There are side dishes of beautifully blistered peppers ($2) and nicely done tacos al pastor and an even more impressive taco of carne asada grilled like steak and finished with guacamole for $3.75. Our only street sorrows came from a watery, sour ear of roasted corn with chile aioli ($3.50) and a tiny bowl of chile arbol salsa at $1.50 a shot.
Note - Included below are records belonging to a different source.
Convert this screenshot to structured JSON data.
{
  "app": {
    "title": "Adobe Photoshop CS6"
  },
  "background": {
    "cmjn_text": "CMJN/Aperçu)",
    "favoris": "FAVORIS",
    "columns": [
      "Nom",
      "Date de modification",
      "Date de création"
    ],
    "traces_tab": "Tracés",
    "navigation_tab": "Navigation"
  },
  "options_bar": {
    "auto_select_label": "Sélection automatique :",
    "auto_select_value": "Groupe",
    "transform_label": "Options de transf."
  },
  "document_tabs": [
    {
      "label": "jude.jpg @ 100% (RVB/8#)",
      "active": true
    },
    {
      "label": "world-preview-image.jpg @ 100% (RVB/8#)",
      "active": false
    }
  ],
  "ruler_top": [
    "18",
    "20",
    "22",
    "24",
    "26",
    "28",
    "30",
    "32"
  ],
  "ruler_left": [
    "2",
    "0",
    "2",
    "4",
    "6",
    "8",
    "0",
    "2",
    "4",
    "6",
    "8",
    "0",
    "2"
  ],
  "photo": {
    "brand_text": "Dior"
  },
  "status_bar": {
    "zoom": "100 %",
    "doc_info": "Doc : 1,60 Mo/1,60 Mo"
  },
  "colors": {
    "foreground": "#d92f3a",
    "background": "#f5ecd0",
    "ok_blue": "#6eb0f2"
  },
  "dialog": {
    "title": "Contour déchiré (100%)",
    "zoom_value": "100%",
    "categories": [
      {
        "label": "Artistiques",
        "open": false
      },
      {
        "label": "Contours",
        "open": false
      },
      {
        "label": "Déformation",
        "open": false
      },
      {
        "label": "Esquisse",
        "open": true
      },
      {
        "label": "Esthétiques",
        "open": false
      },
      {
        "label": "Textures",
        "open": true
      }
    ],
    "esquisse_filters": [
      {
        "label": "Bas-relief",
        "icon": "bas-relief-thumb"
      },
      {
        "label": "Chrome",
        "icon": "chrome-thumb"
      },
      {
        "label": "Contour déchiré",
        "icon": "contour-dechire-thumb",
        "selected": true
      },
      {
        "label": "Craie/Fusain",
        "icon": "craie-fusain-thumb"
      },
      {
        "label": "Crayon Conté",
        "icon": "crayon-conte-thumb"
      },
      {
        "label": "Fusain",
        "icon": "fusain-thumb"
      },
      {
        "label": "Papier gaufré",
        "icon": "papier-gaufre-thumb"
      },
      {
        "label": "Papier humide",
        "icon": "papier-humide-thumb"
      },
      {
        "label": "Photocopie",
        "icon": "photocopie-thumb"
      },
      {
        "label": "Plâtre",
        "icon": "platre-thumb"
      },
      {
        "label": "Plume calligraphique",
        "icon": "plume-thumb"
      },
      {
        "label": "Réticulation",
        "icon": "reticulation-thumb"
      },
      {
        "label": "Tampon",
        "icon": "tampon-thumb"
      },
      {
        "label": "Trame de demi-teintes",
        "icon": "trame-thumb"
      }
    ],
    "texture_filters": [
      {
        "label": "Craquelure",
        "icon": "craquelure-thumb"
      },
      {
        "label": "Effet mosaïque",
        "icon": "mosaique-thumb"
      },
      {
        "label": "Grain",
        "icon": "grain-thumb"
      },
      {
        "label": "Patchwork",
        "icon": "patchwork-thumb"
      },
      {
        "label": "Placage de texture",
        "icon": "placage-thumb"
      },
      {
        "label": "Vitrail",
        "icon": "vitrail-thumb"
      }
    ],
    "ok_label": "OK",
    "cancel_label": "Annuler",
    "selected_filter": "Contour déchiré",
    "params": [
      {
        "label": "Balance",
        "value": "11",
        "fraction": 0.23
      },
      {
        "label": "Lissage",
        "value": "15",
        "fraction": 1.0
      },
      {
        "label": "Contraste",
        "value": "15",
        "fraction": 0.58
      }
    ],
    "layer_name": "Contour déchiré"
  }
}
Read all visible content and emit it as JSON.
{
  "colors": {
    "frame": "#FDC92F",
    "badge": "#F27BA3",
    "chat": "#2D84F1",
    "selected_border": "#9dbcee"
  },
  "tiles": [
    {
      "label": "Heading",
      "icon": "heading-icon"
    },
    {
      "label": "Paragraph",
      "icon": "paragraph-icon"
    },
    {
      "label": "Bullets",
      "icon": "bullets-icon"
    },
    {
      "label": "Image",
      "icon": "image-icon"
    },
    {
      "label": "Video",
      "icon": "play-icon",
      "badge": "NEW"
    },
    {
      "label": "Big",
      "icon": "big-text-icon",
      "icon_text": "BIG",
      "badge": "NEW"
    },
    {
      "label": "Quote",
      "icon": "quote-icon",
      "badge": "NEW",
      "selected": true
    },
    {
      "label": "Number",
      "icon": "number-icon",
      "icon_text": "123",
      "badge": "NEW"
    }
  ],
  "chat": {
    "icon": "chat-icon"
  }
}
It’s good to see life at 1025 Barton Springs, even if it's still a work in progress. Some of the waitstaff are a little green, the bar needs work and the place is still sorting out how to showcase its star. But it's alive all the same. The walls are covered with unframed canvasses loud and proud with Mexican-style pop art: a lucha libre portrait, a silky red devil riding a chile pepper. The lights are covered with thick woven baskets, and the repainted back patio, on three levels with a treeline view, will rival any outdoor escape in town once the weather breaks, if our lawns, our appetites and El Alma can hold out that long.
El Alma Cafe y Cantina
1025 Barton Springs Road. 609-8923,
Hours: 11 a.m. to 9 p.m. Sunday-Monday. 11 a.m. to 10 p.m. Tuesday-Saturday.
Rating: 2.5 stars (out of 5)
(Photos by Mike Sutter © Fed Man Walking. Top left: Al pastor and carne asada tacos with blistered chiles. Top right: Pork chop with Mexican Coke glaze. Inset: Shrimp chelada ceviche.)